BEGIN
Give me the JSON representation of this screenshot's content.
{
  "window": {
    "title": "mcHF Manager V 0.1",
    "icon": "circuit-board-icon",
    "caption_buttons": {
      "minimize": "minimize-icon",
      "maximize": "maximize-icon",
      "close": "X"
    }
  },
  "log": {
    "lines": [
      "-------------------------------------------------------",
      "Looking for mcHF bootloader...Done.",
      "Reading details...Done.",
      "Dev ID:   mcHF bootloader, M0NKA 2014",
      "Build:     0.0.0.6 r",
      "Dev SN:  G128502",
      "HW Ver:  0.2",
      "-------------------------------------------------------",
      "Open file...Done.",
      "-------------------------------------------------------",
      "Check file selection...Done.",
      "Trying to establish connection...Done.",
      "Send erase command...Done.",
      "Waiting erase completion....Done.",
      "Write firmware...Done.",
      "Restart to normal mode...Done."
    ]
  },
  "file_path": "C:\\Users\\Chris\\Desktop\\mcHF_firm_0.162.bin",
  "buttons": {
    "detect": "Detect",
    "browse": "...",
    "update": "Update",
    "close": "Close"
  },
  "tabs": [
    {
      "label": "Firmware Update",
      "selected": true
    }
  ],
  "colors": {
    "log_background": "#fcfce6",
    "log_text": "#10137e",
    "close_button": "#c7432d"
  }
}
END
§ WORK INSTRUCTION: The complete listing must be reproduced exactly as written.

§ RESULT:
Give me the JSON representation of this screenshot's content.
{
  "window": {
    "title": "mcHF Manager V 0.1",
    "icon": "circuit-board-icon",
    "caption_buttons": {
      "minimize": "minimize-icon",
      "maximize": "maximize-icon",
      "close": "X"
    }
  },
  "log": {
    "lines": [
      "-------------------------------------------------------",
      "Looking for mcHF bootloader...Done.",
      "Reading details...Done.",
      "Dev ID:   mcHF bootloader, M0NKA 2014",
      "Build:     0.0.0.6 r",
      "Dev SN:  G128502",
      "HW Ver:  0.2",
      "-------------------------------------------------------",
      "Open file...Done.",
      "-------------------------------------------------------",
      "Check file selection...Done.",
      "Trying to establish connection...Done.",
      "Send erase command...Done.",
      "Waiting erase completion....Done.",
      "Write firmware...Done.",
      "Restart to normal mode...Done."
    ]
  },
  "file_path": "C:\\Users\\Chris\\Desktop\\mcHF_firm_0.162.bin",
  "buttons": {
    "detect": "Detect",
    "browse": "...",
    "update": "Update",
    "close": "Close"
  },
  "tabs": [
    {
      "label": "Firmware Update",
      "selected": true
    }
  ],
  "colors": {
    "log_background": "#fcfce6",
    "log_text": "#10137e",
    "close_button": "#c7432d"
  }
}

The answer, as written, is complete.